AIM OF THE TASK
The answer should be each line of the records that contains the word "ffffff"; please copy them all.

PROVIDED INFORMATION

▶

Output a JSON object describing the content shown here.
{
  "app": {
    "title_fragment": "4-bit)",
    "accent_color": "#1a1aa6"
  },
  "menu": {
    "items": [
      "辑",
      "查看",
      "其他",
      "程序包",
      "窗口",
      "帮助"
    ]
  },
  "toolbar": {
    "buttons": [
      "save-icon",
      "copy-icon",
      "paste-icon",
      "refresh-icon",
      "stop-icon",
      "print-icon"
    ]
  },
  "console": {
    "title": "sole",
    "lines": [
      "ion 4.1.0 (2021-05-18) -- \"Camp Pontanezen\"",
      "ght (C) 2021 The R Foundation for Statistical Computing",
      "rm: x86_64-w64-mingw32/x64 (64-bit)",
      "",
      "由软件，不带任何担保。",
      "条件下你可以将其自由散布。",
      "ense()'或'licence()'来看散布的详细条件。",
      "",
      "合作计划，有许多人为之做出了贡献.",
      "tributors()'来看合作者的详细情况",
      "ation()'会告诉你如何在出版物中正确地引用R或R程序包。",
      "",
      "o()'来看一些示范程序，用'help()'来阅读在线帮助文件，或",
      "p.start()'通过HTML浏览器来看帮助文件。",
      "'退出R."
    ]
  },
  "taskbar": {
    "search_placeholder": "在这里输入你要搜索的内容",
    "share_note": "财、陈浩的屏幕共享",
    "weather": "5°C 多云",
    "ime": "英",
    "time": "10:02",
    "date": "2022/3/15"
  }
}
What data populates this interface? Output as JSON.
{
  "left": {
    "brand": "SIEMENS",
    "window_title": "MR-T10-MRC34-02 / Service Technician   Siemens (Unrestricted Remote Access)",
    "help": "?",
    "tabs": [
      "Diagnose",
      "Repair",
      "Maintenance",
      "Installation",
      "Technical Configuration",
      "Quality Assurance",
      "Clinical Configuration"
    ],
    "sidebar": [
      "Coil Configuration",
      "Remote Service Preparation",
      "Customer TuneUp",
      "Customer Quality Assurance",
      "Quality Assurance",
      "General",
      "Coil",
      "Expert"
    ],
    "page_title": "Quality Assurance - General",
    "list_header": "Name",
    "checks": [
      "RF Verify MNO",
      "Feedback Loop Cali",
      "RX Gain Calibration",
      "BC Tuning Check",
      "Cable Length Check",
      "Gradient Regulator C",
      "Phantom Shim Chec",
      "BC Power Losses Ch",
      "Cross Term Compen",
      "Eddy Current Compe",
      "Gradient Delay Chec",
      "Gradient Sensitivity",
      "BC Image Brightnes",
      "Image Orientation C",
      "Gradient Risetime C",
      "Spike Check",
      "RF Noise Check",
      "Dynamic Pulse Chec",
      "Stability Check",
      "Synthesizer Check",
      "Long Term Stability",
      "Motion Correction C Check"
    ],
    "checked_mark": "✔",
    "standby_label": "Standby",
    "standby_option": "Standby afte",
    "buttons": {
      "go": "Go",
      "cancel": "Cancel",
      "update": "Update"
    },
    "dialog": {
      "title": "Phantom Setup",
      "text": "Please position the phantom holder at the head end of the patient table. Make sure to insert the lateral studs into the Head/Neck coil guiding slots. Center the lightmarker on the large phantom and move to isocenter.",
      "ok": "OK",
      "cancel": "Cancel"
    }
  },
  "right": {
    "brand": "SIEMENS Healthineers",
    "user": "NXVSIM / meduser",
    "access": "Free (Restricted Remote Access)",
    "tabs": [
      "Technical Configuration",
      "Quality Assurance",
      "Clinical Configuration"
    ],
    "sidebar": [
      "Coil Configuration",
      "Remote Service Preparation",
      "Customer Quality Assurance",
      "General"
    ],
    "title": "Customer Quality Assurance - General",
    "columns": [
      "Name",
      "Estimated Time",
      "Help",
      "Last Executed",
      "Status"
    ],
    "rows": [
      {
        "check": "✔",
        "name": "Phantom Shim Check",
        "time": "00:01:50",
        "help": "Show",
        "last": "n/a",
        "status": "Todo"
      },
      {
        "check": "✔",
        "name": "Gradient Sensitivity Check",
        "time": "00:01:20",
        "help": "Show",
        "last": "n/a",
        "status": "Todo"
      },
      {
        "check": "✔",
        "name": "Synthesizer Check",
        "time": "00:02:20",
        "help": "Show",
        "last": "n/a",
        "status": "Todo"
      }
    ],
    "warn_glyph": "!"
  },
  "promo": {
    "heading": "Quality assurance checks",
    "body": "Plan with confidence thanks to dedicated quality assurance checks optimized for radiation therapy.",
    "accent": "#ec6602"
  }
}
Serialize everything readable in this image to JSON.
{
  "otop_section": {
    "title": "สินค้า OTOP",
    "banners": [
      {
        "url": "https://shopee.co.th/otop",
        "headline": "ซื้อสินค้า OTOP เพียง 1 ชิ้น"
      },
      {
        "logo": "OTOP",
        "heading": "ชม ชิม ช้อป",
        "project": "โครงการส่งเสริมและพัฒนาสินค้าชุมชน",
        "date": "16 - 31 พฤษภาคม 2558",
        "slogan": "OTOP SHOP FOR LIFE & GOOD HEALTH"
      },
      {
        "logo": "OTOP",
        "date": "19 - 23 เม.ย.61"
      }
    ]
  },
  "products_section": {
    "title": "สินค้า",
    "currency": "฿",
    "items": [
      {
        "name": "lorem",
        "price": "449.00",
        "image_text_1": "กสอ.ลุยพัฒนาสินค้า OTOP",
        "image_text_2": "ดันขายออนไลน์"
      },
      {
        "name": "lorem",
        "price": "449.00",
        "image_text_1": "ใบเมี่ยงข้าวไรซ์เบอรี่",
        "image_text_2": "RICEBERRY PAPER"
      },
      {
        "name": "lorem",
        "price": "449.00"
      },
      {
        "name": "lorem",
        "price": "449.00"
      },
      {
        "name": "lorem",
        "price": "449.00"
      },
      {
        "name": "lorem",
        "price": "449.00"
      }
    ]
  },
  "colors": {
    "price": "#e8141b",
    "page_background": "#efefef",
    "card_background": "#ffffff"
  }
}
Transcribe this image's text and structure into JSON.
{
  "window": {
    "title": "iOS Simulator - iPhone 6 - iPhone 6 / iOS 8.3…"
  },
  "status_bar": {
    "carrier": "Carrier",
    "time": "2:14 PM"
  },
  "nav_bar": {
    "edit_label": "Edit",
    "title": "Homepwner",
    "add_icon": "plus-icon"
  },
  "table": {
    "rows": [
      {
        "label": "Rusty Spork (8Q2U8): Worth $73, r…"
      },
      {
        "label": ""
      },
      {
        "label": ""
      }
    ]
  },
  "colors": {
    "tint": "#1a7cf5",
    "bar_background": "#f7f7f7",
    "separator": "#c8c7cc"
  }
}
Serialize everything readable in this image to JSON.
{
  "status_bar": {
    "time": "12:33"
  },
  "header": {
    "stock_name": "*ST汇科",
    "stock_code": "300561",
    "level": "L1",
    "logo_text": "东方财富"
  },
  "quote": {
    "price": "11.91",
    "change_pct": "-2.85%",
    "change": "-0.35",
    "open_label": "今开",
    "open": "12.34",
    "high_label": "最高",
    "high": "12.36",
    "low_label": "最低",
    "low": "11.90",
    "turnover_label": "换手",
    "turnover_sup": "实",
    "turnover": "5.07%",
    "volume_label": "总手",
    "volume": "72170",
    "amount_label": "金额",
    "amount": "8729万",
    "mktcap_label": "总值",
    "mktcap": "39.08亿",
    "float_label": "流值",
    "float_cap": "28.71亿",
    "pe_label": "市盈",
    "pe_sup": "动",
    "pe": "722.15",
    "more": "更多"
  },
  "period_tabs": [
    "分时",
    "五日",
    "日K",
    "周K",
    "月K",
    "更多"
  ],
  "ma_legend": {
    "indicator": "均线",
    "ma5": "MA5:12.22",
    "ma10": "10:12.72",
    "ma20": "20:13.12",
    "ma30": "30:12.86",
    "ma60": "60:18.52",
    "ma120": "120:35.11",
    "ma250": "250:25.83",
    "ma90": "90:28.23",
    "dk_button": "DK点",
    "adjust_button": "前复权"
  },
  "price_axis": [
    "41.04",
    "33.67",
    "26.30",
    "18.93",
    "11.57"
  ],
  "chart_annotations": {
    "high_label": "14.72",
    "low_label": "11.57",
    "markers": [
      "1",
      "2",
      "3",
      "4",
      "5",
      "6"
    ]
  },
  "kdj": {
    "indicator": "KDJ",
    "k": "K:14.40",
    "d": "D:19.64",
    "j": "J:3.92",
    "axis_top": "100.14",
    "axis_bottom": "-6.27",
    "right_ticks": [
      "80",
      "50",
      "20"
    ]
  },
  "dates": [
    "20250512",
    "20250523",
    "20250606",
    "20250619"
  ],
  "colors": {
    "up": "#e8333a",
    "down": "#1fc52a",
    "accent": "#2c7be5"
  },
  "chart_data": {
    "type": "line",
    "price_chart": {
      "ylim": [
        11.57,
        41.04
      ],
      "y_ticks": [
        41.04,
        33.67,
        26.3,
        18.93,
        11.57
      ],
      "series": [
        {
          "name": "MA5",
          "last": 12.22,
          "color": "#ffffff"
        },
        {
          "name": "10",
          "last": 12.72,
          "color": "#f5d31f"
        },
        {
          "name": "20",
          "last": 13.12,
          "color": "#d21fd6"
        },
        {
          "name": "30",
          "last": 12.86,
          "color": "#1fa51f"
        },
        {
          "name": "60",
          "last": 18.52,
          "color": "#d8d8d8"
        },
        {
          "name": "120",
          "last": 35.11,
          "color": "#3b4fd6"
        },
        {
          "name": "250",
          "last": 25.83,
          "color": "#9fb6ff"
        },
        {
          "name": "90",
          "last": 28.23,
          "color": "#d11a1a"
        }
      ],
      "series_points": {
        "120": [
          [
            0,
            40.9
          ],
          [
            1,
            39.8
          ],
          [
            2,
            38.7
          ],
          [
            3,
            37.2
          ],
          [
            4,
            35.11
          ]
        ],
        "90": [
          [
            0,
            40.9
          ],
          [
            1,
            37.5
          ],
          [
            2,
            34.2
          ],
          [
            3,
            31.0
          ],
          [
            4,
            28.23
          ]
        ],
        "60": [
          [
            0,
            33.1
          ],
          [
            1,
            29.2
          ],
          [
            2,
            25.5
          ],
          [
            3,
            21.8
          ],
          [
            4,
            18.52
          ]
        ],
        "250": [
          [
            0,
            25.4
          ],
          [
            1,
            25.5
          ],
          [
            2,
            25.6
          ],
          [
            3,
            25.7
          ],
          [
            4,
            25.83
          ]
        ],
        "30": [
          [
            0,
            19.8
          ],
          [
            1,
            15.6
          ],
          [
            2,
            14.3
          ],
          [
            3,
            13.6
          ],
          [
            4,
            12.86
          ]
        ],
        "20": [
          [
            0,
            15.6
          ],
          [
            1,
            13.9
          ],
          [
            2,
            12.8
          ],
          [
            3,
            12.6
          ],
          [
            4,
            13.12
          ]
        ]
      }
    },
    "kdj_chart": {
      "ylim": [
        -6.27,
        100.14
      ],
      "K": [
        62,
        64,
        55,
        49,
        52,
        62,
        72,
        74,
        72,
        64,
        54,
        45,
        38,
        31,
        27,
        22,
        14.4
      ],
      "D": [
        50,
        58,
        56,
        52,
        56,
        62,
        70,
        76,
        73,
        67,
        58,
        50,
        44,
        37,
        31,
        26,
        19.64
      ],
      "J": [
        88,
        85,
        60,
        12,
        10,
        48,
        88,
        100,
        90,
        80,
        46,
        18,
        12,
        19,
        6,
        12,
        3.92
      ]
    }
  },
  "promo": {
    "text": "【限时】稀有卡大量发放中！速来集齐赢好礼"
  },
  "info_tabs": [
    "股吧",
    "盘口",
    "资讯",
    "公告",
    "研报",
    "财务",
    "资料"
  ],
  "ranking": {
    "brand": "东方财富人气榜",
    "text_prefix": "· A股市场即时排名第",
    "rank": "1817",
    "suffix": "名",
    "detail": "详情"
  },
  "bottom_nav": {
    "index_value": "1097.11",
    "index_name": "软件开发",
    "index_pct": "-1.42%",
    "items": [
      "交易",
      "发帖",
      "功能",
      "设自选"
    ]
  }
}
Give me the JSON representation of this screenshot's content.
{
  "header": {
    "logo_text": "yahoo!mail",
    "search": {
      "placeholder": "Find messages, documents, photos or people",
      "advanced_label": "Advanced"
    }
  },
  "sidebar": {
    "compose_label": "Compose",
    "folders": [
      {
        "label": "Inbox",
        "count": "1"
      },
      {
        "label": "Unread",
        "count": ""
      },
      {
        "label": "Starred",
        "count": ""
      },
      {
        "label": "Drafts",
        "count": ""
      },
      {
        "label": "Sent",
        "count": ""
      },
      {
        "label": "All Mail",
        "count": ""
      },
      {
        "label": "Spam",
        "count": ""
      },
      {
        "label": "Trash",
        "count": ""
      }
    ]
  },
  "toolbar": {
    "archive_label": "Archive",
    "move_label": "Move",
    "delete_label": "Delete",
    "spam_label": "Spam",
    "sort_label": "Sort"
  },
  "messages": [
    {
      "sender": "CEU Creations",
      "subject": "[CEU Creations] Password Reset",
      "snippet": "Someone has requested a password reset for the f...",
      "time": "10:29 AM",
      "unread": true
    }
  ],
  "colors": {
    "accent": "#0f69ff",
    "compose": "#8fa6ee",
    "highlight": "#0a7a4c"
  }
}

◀

RESPONSE TO THE EXERCISE
    "card_background": "#ffffff"
          "color": "#ffffff"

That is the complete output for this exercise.